*Task item*. Examine the records and identify each line that includes the string "category". Copy those lines.

*Material provided*.
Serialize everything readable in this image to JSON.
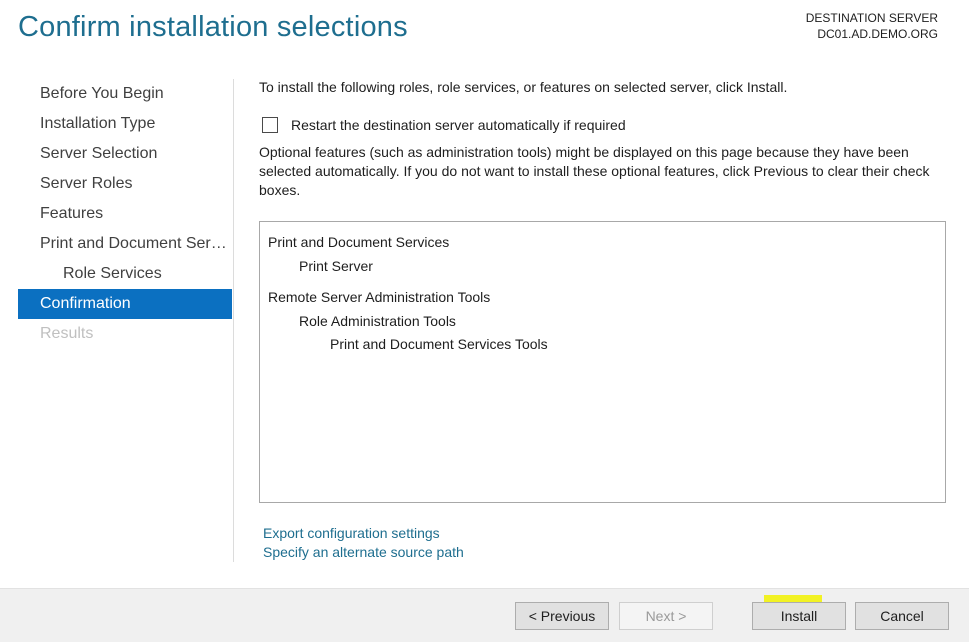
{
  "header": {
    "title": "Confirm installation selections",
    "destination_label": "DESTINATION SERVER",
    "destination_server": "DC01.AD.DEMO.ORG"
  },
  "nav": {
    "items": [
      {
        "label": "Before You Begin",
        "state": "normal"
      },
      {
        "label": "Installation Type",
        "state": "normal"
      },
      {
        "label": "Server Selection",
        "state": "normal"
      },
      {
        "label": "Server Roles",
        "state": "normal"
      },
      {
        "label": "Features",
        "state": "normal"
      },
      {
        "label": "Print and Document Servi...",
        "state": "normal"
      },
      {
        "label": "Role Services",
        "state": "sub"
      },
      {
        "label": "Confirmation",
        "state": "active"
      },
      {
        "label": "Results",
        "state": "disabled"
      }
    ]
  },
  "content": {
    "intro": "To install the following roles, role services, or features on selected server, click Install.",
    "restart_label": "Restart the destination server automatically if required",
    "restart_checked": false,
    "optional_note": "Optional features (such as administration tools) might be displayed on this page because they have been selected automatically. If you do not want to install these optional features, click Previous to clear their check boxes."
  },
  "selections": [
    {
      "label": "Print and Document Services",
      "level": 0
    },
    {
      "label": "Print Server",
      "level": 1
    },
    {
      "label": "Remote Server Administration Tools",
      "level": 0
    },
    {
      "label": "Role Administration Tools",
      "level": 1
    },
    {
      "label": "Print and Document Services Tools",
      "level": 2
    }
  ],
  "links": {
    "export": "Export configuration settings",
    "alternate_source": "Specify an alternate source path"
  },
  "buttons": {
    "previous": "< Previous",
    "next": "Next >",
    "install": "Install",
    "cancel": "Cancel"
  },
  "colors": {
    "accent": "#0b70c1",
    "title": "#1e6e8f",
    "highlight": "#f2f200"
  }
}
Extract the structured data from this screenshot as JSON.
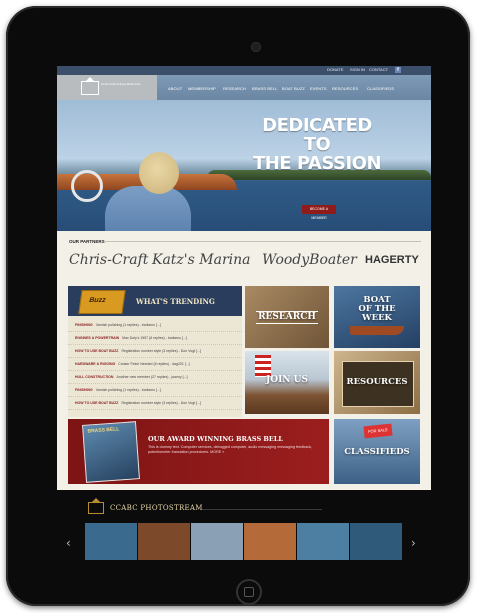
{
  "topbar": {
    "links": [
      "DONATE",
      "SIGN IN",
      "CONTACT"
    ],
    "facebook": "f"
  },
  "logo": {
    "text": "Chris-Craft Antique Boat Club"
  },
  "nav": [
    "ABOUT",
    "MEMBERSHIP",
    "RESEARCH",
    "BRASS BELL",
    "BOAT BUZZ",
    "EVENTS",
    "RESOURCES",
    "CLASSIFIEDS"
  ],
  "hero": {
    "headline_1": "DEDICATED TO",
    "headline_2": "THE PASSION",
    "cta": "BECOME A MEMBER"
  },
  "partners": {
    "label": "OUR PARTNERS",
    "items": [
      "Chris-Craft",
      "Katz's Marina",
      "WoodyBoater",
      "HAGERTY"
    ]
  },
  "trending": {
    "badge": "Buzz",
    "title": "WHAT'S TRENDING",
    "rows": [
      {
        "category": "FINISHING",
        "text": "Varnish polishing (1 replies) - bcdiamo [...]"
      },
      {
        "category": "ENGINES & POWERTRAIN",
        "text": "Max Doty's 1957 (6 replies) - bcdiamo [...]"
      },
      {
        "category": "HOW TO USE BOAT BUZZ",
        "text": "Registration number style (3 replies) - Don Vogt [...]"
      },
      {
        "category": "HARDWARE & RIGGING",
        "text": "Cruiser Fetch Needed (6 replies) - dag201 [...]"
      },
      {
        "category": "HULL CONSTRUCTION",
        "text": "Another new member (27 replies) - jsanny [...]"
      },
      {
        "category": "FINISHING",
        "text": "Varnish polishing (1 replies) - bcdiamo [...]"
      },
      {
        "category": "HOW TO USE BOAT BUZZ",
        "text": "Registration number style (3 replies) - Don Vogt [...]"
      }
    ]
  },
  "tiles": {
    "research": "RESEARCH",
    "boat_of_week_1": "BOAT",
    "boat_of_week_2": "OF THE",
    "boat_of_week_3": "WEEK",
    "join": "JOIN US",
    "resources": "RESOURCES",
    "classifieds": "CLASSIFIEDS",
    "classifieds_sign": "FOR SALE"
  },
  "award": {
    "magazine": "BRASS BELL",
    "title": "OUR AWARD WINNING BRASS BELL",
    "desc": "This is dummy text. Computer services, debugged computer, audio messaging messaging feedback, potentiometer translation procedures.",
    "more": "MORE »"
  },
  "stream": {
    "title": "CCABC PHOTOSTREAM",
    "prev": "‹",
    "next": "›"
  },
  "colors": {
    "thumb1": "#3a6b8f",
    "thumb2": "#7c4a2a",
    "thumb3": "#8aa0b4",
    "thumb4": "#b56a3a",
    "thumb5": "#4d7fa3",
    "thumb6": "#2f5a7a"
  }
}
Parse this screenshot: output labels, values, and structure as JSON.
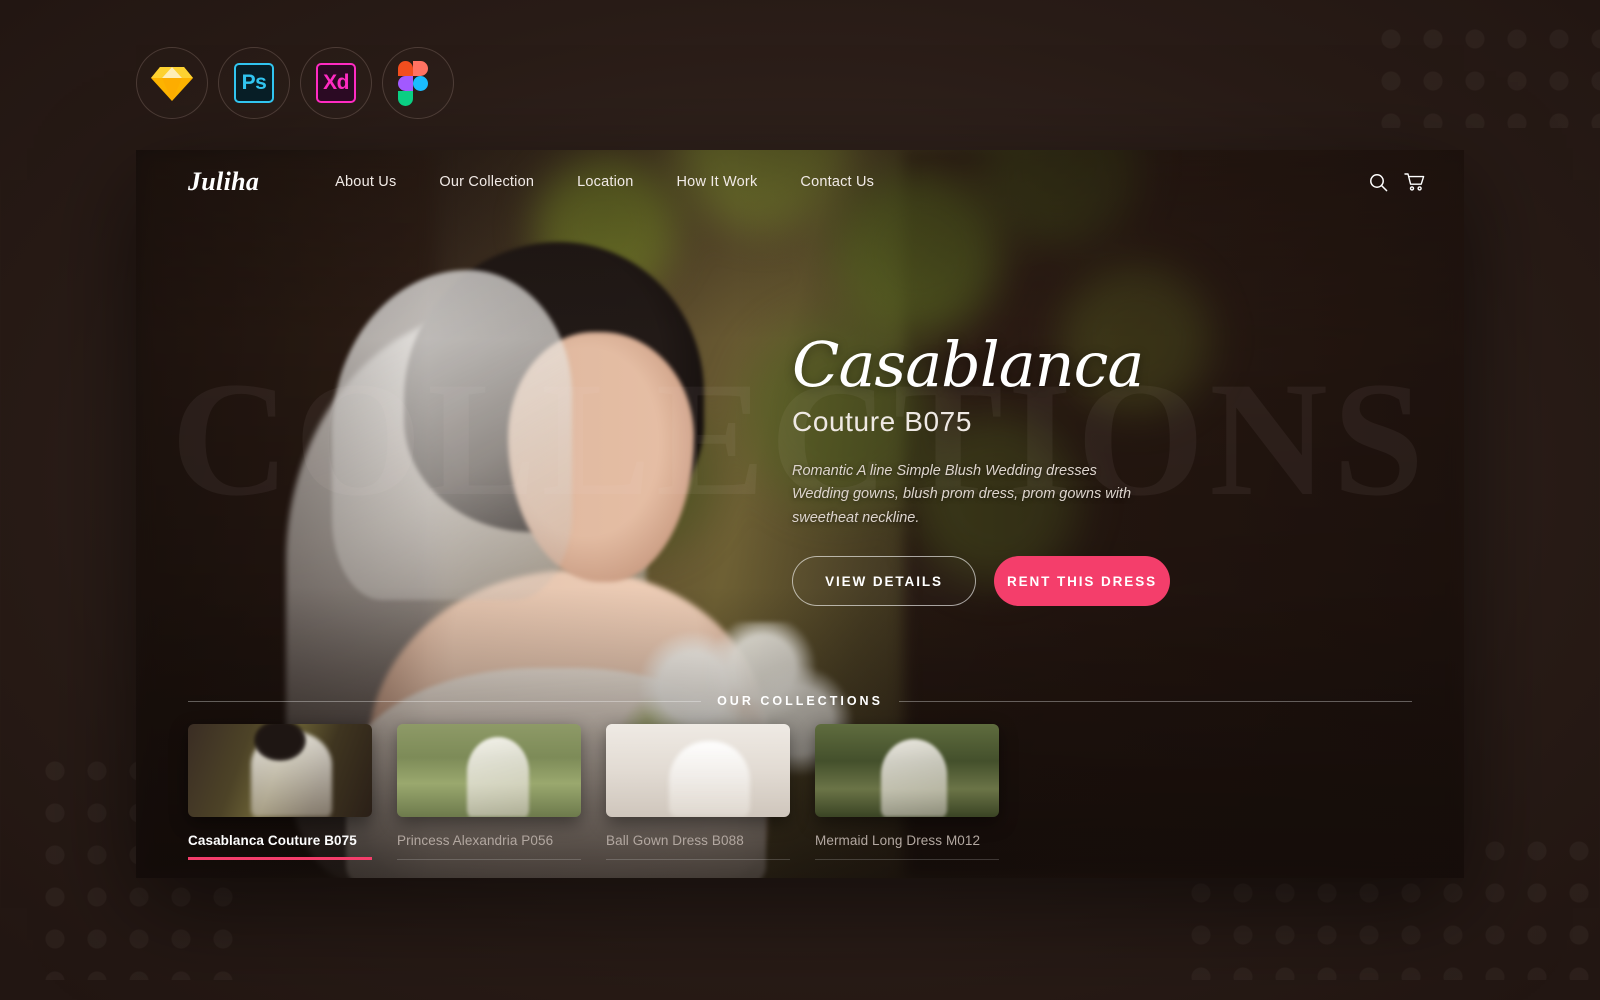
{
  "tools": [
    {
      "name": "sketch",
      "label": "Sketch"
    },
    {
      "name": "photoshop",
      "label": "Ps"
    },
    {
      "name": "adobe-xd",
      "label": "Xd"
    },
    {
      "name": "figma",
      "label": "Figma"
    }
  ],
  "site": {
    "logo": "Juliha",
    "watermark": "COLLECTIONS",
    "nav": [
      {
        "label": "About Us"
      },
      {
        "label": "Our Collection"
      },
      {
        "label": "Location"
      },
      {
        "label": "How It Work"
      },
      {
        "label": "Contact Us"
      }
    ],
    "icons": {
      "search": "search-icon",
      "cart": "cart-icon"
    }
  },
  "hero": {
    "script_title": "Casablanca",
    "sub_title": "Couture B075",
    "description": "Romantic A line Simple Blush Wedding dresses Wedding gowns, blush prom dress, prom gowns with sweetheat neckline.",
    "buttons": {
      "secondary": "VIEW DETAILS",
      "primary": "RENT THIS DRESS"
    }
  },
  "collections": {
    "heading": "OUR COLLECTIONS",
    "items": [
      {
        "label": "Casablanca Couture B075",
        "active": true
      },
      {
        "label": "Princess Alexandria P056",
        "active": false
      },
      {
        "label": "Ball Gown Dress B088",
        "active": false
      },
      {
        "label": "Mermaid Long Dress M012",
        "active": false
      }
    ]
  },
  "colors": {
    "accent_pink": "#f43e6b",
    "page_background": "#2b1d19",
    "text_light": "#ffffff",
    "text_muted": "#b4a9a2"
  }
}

*Answer area*.
        "category": "FINISHING",
        "category": "ENGINES & POWERTRAIN",
        "category": "HOW TO USE BOAT BUZZ",
        "category": "HARDWARE & RIGGING",
        "category": "HULL CONSTRUCTION",
        "category": "FINISHING",
        "category": "HOW TO USE BOAT BUZZ",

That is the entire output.